He would shoot him in the head and be done with it.
Suddenly, there was a disparity between the normal flow of time and what Ronnie felt, what he saw. There was a spray of dark red, with scattered bits of grey and a few bright red specks, standing out like stars on a summer night. He found himself focusing on the brighter red, fascinated... Was this all life was, when it came down to it? Just specks of blood, the chaos of physics spraying them onto the wall?
He looked to the splatter, like a Rorschach test for murderers. What did it mean that he saw a small boy crying? Did that make him more or less guilty? Was this violence justified because he wanted to hold that crimson child until he didn’t cry anymore?
Then, time was time again, and Ronnie felt the weight of the gun in his hand, lighter now than before, but also heavier.
Mr. Davis’ body lay on the floor, his head not quite a head anymore. Ronnie thought he should feel something. Well, he felt something. Not better though. The emptiness was still inside. Mr. Davis’ blood hadn’t filled it.
His reflection was still the same. His home was still the same lonely place it always was. But, now it smelled of gun smoke and blood though no one had been killed there.
He took the gun to the docks. He meant to throw it into the ocean. As he went to get the gun out of his bag, he noticed a man nearby. On first impression, he thought it was a homeless man. Then, he thought maybe it was Ansin Wrathbone come to retrieve his gun. Then, he thought it was God, watching him, disapproving... or maybe it was all three.
What could a homeless man do?
Ronnie took out the gun, pulled his arm back then launched it as far as he could throw it, and with a splash it was gone.

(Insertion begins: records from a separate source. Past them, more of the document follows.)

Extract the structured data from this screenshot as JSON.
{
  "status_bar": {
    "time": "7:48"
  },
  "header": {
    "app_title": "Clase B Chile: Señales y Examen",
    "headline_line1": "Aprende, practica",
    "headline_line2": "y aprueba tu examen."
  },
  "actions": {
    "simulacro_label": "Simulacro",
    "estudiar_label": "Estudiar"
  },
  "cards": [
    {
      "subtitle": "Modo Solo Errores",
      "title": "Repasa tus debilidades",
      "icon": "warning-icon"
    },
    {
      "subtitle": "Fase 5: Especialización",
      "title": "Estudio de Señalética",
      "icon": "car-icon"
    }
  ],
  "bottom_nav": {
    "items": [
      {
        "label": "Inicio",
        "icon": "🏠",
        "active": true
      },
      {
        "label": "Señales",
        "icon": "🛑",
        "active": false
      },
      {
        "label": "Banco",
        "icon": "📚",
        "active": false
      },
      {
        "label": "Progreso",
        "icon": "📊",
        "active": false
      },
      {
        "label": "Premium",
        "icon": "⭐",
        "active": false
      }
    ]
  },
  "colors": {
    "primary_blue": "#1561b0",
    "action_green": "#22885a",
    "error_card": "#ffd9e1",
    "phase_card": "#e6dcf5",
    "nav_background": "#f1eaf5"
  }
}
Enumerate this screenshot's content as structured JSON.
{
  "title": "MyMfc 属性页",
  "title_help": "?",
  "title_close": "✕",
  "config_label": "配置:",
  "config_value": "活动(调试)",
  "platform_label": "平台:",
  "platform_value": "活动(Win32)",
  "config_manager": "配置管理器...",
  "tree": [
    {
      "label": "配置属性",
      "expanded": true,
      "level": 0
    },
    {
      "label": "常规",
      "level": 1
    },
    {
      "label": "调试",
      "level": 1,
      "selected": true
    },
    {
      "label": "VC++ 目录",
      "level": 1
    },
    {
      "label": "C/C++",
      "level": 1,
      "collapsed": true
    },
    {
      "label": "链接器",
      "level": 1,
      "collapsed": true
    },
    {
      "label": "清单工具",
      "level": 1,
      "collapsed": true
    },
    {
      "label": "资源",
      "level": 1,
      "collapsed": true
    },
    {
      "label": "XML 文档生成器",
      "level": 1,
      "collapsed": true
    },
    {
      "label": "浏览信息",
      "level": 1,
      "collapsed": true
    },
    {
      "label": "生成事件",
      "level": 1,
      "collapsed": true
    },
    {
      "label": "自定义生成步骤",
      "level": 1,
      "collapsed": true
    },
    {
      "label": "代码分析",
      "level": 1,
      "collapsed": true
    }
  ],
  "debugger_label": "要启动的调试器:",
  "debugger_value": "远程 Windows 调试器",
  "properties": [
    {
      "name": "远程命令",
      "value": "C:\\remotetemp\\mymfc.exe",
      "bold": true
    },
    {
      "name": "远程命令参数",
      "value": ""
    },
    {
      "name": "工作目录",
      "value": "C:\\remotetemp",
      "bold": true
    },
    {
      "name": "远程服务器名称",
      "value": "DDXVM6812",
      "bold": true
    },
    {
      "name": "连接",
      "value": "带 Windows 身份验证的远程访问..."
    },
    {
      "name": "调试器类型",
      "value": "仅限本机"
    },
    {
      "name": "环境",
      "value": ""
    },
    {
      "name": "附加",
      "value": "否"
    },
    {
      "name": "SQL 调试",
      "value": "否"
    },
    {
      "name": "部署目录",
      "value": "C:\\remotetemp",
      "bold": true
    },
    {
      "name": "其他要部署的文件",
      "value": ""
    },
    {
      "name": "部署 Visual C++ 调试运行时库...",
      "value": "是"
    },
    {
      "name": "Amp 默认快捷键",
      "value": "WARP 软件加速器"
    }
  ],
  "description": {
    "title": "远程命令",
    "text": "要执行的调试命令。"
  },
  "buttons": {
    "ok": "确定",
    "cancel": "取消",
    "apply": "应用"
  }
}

He returned home, returned to his reflection. And, everything seemed the same. The sun set as he stared at himself in the mirror. Everything grew darker, first in sliding stripes of shadow, then altogether. He didn’t turn on the light. He had an inkling it wouldn’t make a difference. He would still be there in the mirror either way.